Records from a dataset

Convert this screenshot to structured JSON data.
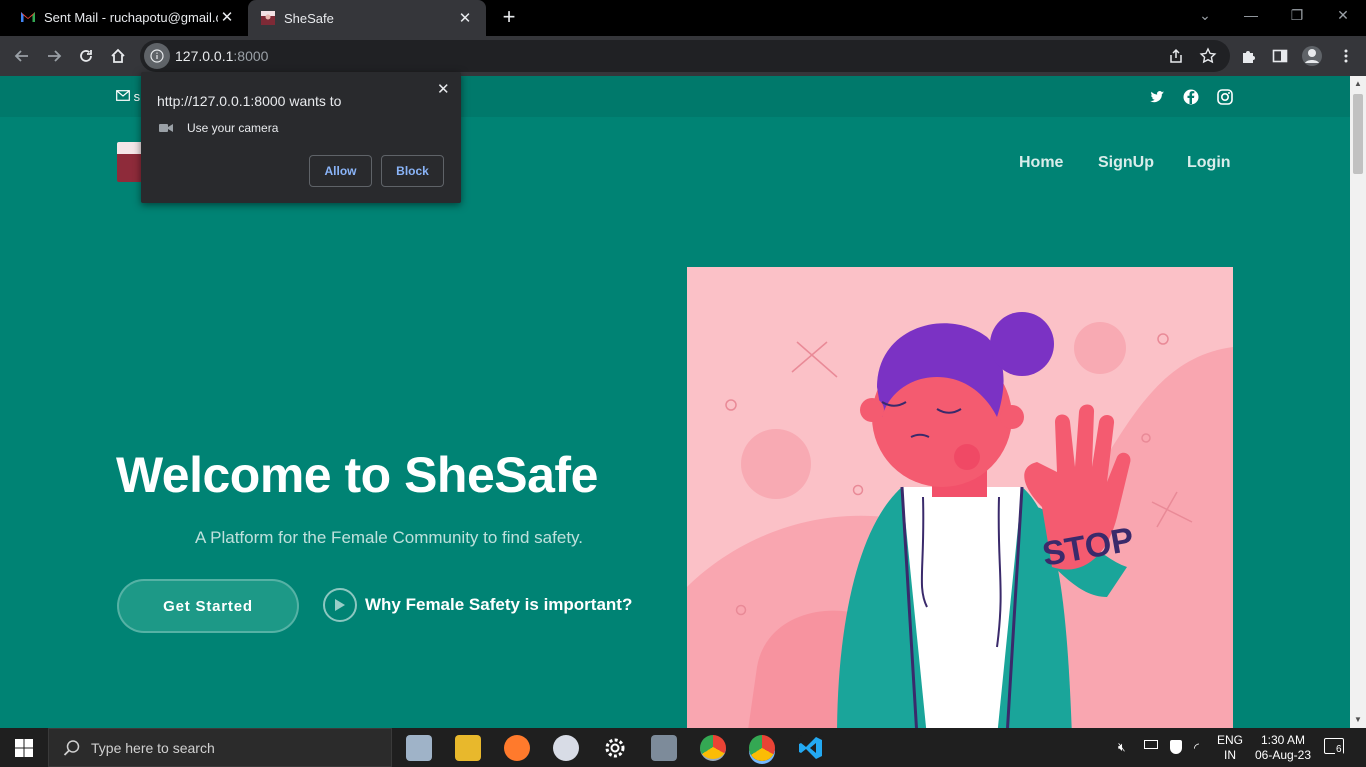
{
  "browser": {
    "tabs": [
      {
        "title": "Sent Mail - ruchapotu@gmail.co",
        "active": false,
        "icon": "gmail-icon"
      },
      {
        "title": "SheSafe",
        "active": true,
        "icon": "shesafe-favicon"
      }
    ],
    "new_tab": "+",
    "url_host": "127.0.0.1",
    "url_port": ":8000"
  },
  "permission_popup": {
    "title": "http://127.0.0.1:8000 wants to",
    "request": "Use your camera",
    "allow": "Allow",
    "block": "Block",
    "close": "✕"
  },
  "site": {
    "topbar_email_fragment": "s",
    "nav": [
      {
        "label": "Home"
      },
      {
        "label": "SignUp"
      },
      {
        "label": "Login"
      }
    ],
    "hero": {
      "title": "Welcome to SheSafe",
      "subtitle": "A Platform for the Female Community to find safety.",
      "cta": "Get Started",
      "video_link": "Why Female Safety is important?"
    },
    "illustration_sign_text": "STOP",
    "colors": {
      "primary": "#008374",
      "accent": "#1d9987",
      "illustration_bg": "#fbc1c7"
    }
  },
  "taskbar": {
    "search_placeholder": "Type here to search",
    "lang_top": "ENG",
    "lang_bottom": "IN",
    "time": "1:30 AM",
    "date": "06-Aug-23",
    "notification_count": "6"
  }
}
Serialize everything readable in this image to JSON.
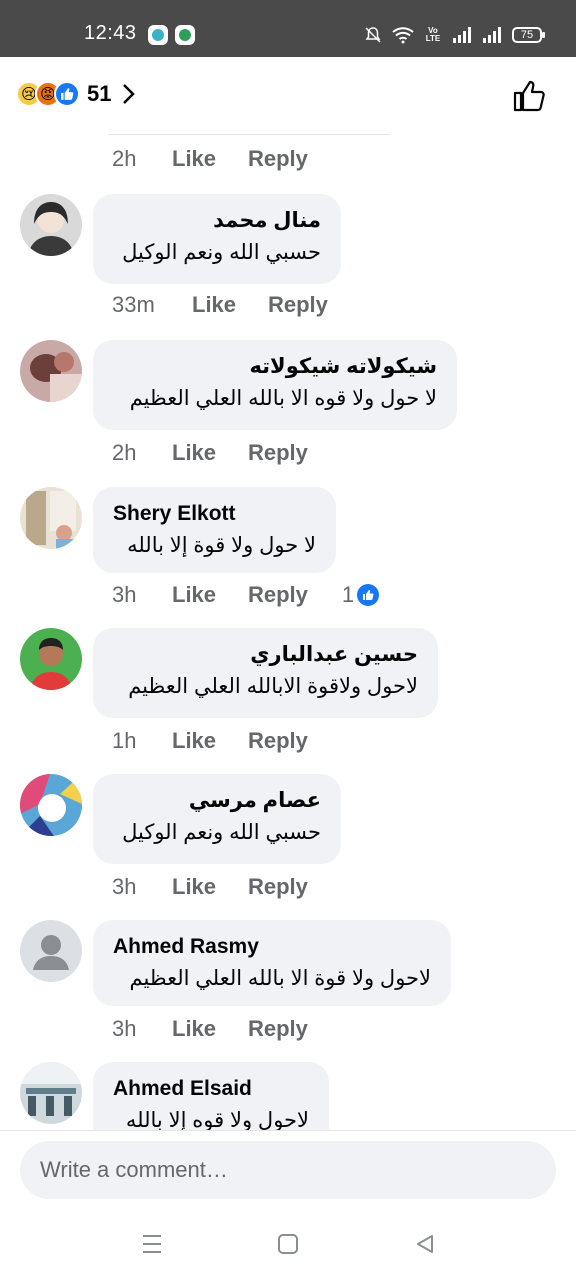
{
  "status_bar": {
    "time": "12:43",
    "battery": "75",
    "network_label": "Vo LTE"
  },
  "header": {
    "reaction_count": "51",
    "reaction_icons": [
      "sad-icon",
      "angry-icon",
      "like-icon"
    ]
  },
  "top_partial": {
    "time": "2h",
    "like": "Like",
    "reply": "Reply"
  },
  "comments": [
    {
      "name": "منال محمد",
      "text": "حسبي الله ونعم الوكيل",
      "time": "33m",
      "like": "Like",
      "reply": "Reply"
    },
    {
      "name": "شيكولاته شيكولاته",
      "text": "لا حول ولا قوه الا بالله العلي العظيم",
      "time": "2h",
      "like": "Like",
      "reply": "Reply"
    },
    {
      "name": "Shery Elkott",
      "text": "لا حول ولا قوة إلا بالله",
      "time": "3h",
      "like": "Like",
      "reply": "Reply",
      "reaction_count": "1"
    },
    {
      "name": "حسين عبدالباري",
      "text": "لاحول ولاقوة الابالله العلي العظيم",
      "time": "1h",
      "like": "Like",
      "reply": "Reply"
    },
    {
      "name": "عصام مرسي",
      "text": "حسبي الله ونعم الوكيل",
      "time": "3h",
      "like": "Like",
      "reply": "Reply"
    },
    {
      "name": "Ahmed Rasmy",
      "text": "لاحول ولا قوة الا بالله العلي العظيم",
      "time": "3h",
      "like": "Like",
      "reply": "Reply"
    },
    {
      "name": "Ahmed Elsaid",
      "text": "لاحول ولا قوه إلا بالله"
    }
  ],
  "composer": {
    "placeholder": "Write a comment…"
  },
  "colors": {
    "accent": "#1877f2",
    "bubble": "#f0f2f5",
    "meta": "#65676b",
    "status_bar": "#4a4a4a"
  }
}
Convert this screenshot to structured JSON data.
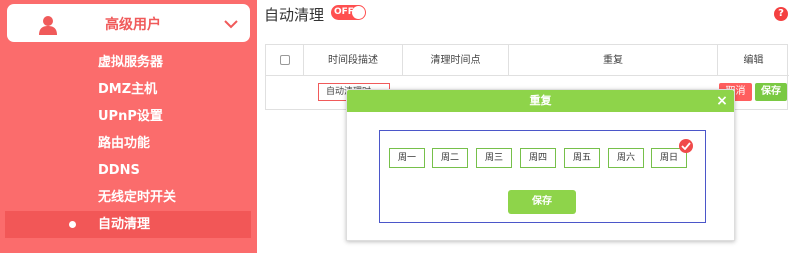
{
  "sidebar": {
    "section_title": "高级用户",
    "items": [
      {
        "label": "虚拟服务器"
      },
      {
        "label": "DMZ主机"
      },
      {
        "label": "UPnP设置"
      },
      {
        "label": "路由功能"
      },
      {
        "label": "DDNS"
      },
      {
        "label": "无线定时开关"
      },
      {
        "label": "自动清理"
      }
    ]
  },
  "header": {
    "title": "自动清理",
    "toggle_label": "OFF",
    "help_label": "?"
  },
  "table": {
    "columns": [
      "时间段描述",
      "清理时间点",
      "重复",
      "编辑"
    ],
    "row": {
      "description_value": "自动清理时",
      "cancel_label": "取消",
      "save_label": "保存"
    }
  },
  "modal": {
    "title": "重复",
    "close_label": "×",
    "days": [
      "周一",
      "周二",
      "周三",
      "周四",
      "周五",
      "周六",
      "周日"
    ],
    "selected_day": "周日",
    "save_label": "保存"
  },
  "colors": {
    "sidebar_bg": "#fb6c6c",
    "accent_red": "#f05a5a",
    "accent_green": "#8ed44a"
  }
}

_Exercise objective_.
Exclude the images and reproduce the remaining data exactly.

_The answer_.
Convert this screenshot to structured JSON data.
{
  "browser": {
    "tabs": [
      {
        "title": "Sent Mail - ruchapotu@gmail.co",
        "active": false,
        "icon": "gmail-icon"
      },
      {
        "title": "SheSafe",
        "active": true,
        "icon": "shesafe-favicon"
      }
    ],
    "new_tab": "+",
    "url_host": "127.0.0.1",
    "url_port": ":8000"
  },
  "permission_popup": {
    "title": "http://127.0.0.1:8000 wants to",
    "request": "Use your camera",
    "allow": "Allow",
    "block": "Block",
    "close": "✕"
  },
  "site": {
    "topbar_email_fragment": "s",
    "nav": [
      {
        "label": "Home"
      },
      {
        "label": "SignUp"
      },
      {
        "label": "Login"
      }
    ],
    "hero": {
      "title": "Welcome to SheSafe",
      "subtitle": "A Platform for the Female Community to find safety.",
      "cta": "Get Started",
      "video_link": "Why Female Safety is important?"
    },
    "illustration_sign_text": "STOP",
    "colors": {
      "primary": "#008374",
      "accent": "#1d9987",
      "illustration_bg": "#fbc1c7"
    }
  },
  "taskbar": {
    "search_placeholder": "Type here to search",
    "lang_top": "ENG",
    "lang_bottom": "IN",
    "time": "1:30 AM",
    "date": "06-Aug-23",
    "notification_count": "6"
  }
}
Serialize everything readable in this image to JSON.
{
  "status_bar": {
    "time": "12:43",
    "battery": "75",
    "network_label": "Vo LTE"
  },
  "header": {
    "reaction_count": "51",
    "reaction_icons": [
      "sad-icon",
      "angry-icon",
      "like-icon"
    ]
  },
  "top_partial": {
    "time": "2h",
    "like": "Like",
    "reply": "Reply"
  },
  "comments": [
    {
      "name": "منال محمد",
      "text": "حسبي الله ونعم الوكيل",
      "time": "33m",
      "like": "Like",
      "reply": "Reply"
    },
    {
      "name": "شيكولاته شيكولاته",
      "text": "لا حول ولا قوه الا بالله العلي العظيم",
      "time": "2h",
      "like": "Like",
      "reply": "Reply"
    },
    {
      "name": "Shery Elkott",
      "text": "لا حول ولا قوة إلا بالله",
      "time": "3h",
      "like": "Like",
      "reply": "Reply",
      "reaction_count": "1"
    },
    {
      "name": "حسين عبدالباري",
      "text": "لاحول ولاقوة الابالله العلي العظيم",
      "time": "1h",
      "like": "Like",
      "reply": "Reply"
    },
    {
      "name": "عصام مرسي",
      "text": "حسبي الله ونعم الوكيل",
      "time": "3h",
      "like": "Like",
      "reply": "Reply"
    },
    {
      "name": "Ahmed Rasmy",
      "text": "لاحول ولا قوة الا بالله العلي العظيم",
      "time": "3h",
      "like": "Like",
      "reply": "Reply"
    },
    {
      "name": "Ahmed Elsaid",
      "text": "لاحول ولا قوه إلا بالله"
    }
  ],
  "composer": {
    "placeholder": "Write a comment…"
  },
  "colors": {
    "accent": "#1877f2",
    "bubble": "#f0f2f5",
    "meta": "#65676b",
    "status_bar": "#4a4a4a"
  }
}
Convert this screenshot to structured JSON data.
{
  "sidebar": {
    "section_title": "高级用户",
    "items": [
      {
        "label": "虚拟服务器"
      },
      {
        "label": "DMZ主机"
      },
      {
        "label": "UPnP设置"
      },
      {
        "label": "路由功能"
      },
      {
        "label": "DDNS"
      },
      {
        "label": "无线定时开关"
      },
      {
        "label": "自动清理"
      }
    ]
  },
  "header": {
    "title": "自动清理",
    "toggle_label": "OFF",
    "help_label": "?"
  },
  "table": {
    "columns": [
      "时间段描述",
      "清理时间点",
      "重复",
      "编辑"
    ],
    "row": {
      "description_value": "自动清理时",
      "cancel_label": "取消",
      "save_label": "保存"
    }
  },
  "modal": {
    "title": "重复",
    "close_label": "×",
    "days": [
      "周一",
      "周二",
      "周三",
      "周四",
      "周五",
      "周六",
      "周日"
    ],
    "selected_day": "周日",
    "save_label": "保存"
  },
  "colors": {
    "sidebar_bg": "#fb6c6c",
    "accent_red": "#f05a5a",
    "accent_green": "#8ed44a"
  }
}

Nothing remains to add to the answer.